▸ **Supplied data**:
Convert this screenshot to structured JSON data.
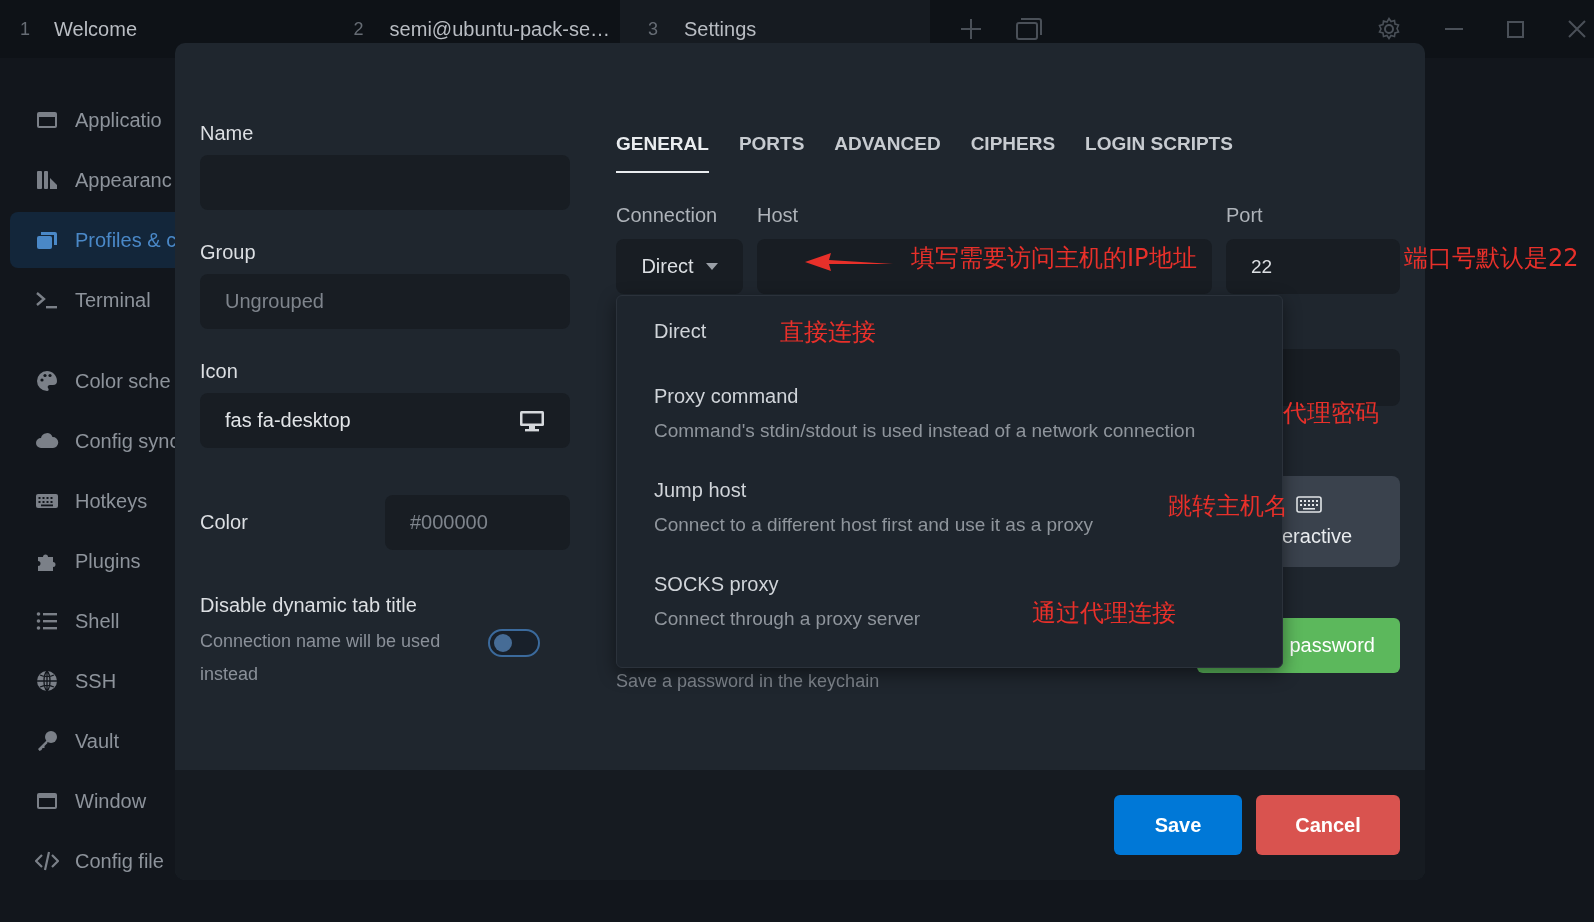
{
  "tab_bar": {
    "tabs": [
      {
        "number": "1",
        "label": "Welcome",
        "selected": false
      },
      {
        "number": "2",
        "label": "semi@ubuntu-pack-se…",
        "selected": false
      },
      {
        "number": "3",
        "label": "Settings",
        "selected": true
      }
    ]
  },
  "sidebar": {
    "sections": [
      {
        "items": [
          {
            "label": "Applicatio",
            "selected": false
          },
          {
            "label": "Appearanc",
            "selected": false
          },
          {
            "label": "Profiles & c",
            "selected": true
          },
          {
            "label": "Terminal",
            "selected": false
          }
        ]
      },
      {
        "items": [
          {
            "label": "Color sche",
            "selected": false
          },
          {
            "label": "Config sync",
            "selected": false
          },
          {
            "label": "Hotkeys",
            "selected": false
          },
          {
            "label": "Plugins",
            "selected": false
          },
          {
            "label": "Shell",
            "selected": false
          },
          {
            "label": "SSH",
            "selected": false
          },
          {
            "label": "Vault",
            "selected": false
          },
          {
            "label": "Window",
            "selected": false
          },
          {
            "label": "Config file",
            "selected": false
          }
        ]
      }
    ]
  },
  "dialog": {
    "name": {
      "label": "Name"
    },
    "group": {
      "label": "Group",
      "placeholder": "Ungrouped"
    },
    "icon": {
      "label": "Icon",
      "value": "fas fa-desktop"
    },
    "color": {
      "label": "Color",
      "placeholder": "#000000"
    },
    "dynamic_title": {
      "title": "Disable dynamic tab title",
      "description": "Connection name will be used instead",
      "on": false
    },
    "tabs": [
      {
        "label": "GENERAL",
        "selected": true
      },
      {
        "label": "PORTS",
        "selected": false
      },
      {
        "label": "ADVANCED",
        "selected": false
      },
      {
        "label": "CIPHERS",
        "selected": false
      },
      {
        "label": "LOGIN SCRIPTS",
        "selected": false
      }
    ],
    "connection": {
      "label": "Connection",
      "value": "Direct",
      "expanded": true
    },
    "host": {
      "label": "Host"
    },
    "port": {
      "label": "Port",
      "value": "22"
    },
    "connection_menu": [
      {
        "title": "Direct"
      },
      {
        "title": "Proxy command",
        "description": "Command's stdin/stdout is used instead of a network connection"
      },
      {
        "title": "Jump host",
        "description": "Connect to a different host first and use it as a proxy"
      },
      {
        "title": "SOCKS proxy",
        "description": "Connect through a proxy server"
      }
    ],
    "auth_button": {
      "label": "eractive"
    },
    "keychain_hint": "Save a password in the keychain",
    "password_button": {
      "label": "password"
    },
    "buttons": [
      {
        "label": "Save",
        "kind": "primary"
      },
      {
        "label": "Cancel",
        "kind": "danger"
      }
    ]
  },
  "annotations": [
    {
      "text": "填写需要访问主机的IP地址"
    },
    {
      "text": "端口号默认是22"
    },
    {
      "text": "直接连接"
    },
    {
      "text": "代理密码"
    },
    {
      "text": "跳转主机名"
    },
    {
      "text": "通过代理连接"
    }
  ]
}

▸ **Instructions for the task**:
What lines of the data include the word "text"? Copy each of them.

▸ **Worked solution**:
      "text": "填写需要访问主机的IP地址"
      "text": "端口号默认是22"
      "text": "直接连接"
      "text": "代理密码"
      "text": "跳转主机名"
      "text": "通过代理连接"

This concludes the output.